Since the modules may be produced off-site, they can be produced as a standard unit that may be broadly applied and installed at multiple sites. Furthermore, multiple modular hydropower units may be combined at an individual site to increase power output for a given head and flow.

How Can the Industry Make Low Head Sites Feasible?

Scalability Consideration

Production of a standard unit allows for broader application and installation at multiple sites. Multiple modular hydropower units enhance the scalability factor because they can be combined at an individual site to increase power output for a given head and flow. For instance, a given site may contain four modular powerhouses with three turbine- generator units each for a total of 12 turbin- generator units installed at the site.

Off-site Construction

The off-site production of the modules allows for flexibility in construction techniques and timing, material specifications, and use of existing infrastructure at a facility, such as cranes, forklifts, or personnel facilities. This increases the amount of construction in a controlled environment and minimizes field construction, reducing the on-site construction time from years to months. Additionally, delays due to high water levels at the project site are greatly diminished.

Use of Existing Technologies

Turbine-generator suppliers have spent years developing equipment suitable for low head sites. By using these existing technologies, we can take advantage of the current research and development that is readily available without adding the expense of reinventing the wheel.

Unique Foundation Approaches

Cofferdams and excavation are a large cost in constructing a conventional hydro plant. The modular powerhouse can potentially anchor in an existing rock surface, piles, or other suitable foundations that may provide a level surface for the module to rest and restrain the module against hydraulic and buoyancy forces. Flexibility of foundation types may eliminate the need for a cofferdam to dewater the area.

Desired Results

A modular hydropower system has numerous advantages over a traditional hydropower development making it particularly attractive in low head site development. Locating the modules in a spillway bay without requiring significant modifications to the existing dam and spillway reduces impacts to dam safety. The off-site, standardized modular construction also minimalizes environmental impacts due to construction at existing non-power dams. The result:  economically sound and environmentally responsible investment in clean, renewable, sustainable energy.
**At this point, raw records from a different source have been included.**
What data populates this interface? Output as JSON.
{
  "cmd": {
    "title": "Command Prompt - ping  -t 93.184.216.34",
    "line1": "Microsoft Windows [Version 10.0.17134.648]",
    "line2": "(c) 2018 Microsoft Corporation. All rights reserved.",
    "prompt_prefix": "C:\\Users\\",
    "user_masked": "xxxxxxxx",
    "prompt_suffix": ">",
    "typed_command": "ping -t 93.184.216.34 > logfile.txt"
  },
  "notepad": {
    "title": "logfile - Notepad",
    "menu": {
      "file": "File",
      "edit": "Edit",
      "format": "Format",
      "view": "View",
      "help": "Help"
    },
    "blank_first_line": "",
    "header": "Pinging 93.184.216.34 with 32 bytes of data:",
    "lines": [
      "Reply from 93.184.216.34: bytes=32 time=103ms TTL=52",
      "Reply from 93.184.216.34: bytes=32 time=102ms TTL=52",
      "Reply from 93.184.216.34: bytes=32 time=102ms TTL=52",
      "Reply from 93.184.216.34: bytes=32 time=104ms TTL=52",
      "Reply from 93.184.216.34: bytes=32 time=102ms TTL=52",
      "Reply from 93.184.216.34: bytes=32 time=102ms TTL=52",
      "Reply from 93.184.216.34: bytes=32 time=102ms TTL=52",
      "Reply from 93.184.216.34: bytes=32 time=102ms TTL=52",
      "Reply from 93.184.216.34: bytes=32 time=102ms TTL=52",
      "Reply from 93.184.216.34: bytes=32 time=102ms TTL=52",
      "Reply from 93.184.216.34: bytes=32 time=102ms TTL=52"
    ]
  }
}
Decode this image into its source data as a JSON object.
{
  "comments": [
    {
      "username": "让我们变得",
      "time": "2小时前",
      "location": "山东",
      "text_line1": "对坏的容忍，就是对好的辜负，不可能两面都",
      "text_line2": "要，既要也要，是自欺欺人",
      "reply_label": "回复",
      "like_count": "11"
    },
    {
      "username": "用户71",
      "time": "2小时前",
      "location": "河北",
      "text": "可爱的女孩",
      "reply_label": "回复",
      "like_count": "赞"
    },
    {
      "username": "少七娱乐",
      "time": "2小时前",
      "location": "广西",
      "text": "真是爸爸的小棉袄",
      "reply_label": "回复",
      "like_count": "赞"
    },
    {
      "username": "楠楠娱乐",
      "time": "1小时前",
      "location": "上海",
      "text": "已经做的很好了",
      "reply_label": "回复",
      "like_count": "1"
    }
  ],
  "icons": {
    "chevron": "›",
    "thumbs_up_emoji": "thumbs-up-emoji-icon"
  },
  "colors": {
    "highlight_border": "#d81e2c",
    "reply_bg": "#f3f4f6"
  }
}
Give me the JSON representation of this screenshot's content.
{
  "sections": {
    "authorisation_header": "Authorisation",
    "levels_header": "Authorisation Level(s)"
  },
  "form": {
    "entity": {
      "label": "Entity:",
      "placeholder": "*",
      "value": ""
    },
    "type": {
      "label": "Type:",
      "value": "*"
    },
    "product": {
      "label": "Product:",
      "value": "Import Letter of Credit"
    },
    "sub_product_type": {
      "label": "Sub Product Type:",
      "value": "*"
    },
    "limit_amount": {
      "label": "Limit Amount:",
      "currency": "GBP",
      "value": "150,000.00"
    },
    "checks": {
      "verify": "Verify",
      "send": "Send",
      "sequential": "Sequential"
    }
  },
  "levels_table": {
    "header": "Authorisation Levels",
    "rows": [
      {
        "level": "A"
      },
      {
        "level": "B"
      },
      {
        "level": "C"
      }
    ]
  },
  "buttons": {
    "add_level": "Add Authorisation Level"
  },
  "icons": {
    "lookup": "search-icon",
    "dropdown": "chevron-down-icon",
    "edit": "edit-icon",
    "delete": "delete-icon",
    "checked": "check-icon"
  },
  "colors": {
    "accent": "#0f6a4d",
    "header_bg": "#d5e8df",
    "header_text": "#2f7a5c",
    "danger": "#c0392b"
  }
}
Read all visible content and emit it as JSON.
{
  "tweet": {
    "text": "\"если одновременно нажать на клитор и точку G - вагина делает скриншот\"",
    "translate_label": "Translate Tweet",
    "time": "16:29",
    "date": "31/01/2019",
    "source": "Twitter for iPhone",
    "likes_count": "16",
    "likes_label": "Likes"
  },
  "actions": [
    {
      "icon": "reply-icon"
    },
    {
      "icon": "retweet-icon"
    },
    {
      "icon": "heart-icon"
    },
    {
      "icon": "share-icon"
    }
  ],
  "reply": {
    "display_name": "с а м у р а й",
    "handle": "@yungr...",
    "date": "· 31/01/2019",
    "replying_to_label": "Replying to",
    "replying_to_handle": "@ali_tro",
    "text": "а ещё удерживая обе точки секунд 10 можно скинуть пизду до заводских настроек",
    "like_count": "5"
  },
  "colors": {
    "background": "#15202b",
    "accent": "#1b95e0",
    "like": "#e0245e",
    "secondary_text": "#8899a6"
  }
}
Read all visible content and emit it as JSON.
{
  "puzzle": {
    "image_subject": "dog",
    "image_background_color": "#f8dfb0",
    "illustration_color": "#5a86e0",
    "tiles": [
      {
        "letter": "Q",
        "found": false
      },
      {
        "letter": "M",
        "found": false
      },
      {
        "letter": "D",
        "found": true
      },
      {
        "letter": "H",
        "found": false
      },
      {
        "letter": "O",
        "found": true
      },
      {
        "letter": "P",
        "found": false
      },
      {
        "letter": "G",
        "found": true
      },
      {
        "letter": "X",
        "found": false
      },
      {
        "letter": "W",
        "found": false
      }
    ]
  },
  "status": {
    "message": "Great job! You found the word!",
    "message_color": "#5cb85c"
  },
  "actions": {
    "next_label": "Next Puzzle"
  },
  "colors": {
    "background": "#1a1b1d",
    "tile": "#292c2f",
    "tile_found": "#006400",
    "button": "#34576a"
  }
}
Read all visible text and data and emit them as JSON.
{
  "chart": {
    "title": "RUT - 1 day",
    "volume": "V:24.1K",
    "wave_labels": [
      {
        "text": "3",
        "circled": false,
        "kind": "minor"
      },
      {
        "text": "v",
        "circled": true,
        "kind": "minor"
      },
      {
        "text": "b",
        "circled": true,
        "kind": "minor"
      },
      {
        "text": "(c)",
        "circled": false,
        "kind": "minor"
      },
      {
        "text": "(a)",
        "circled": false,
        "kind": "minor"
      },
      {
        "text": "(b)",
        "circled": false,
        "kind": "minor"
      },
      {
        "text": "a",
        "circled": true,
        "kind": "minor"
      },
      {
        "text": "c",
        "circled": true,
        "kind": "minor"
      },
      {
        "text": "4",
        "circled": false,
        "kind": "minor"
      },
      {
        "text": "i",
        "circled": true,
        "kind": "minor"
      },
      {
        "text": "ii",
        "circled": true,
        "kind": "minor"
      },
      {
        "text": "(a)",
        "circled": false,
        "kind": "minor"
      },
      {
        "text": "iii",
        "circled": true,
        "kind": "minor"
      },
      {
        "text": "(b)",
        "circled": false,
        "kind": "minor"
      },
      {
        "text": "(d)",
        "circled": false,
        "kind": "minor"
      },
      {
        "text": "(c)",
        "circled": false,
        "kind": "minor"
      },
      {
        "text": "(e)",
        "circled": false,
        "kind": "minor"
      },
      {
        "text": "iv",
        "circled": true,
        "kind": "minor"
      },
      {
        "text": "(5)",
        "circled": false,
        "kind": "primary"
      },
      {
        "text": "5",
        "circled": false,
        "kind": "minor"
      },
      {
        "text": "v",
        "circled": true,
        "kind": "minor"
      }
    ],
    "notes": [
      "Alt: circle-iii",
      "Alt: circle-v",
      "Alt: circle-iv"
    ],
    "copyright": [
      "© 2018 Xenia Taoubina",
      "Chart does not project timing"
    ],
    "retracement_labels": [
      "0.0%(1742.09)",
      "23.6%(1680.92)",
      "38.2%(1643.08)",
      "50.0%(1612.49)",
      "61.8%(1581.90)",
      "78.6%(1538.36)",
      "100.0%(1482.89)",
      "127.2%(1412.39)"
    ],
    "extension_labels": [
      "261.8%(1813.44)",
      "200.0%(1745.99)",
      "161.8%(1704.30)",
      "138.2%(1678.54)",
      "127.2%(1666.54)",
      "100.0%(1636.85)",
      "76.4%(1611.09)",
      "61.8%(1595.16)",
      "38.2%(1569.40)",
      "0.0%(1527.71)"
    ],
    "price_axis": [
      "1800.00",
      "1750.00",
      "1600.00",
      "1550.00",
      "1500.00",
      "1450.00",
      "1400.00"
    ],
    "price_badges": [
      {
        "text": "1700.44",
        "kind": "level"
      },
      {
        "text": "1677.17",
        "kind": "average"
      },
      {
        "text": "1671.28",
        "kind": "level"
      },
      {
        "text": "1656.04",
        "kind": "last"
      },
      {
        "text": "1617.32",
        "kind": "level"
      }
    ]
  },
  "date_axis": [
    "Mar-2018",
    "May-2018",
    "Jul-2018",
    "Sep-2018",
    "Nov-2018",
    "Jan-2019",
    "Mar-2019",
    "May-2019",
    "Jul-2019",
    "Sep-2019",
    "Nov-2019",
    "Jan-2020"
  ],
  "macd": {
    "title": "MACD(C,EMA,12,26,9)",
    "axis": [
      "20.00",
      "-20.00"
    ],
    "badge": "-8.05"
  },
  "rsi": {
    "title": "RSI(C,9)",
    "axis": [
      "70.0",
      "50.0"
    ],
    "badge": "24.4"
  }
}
To find out more about Black & Veatch’s patented approach Modular Hydropower, please visit: https://www.bv.com/resources/modular-hydropower-system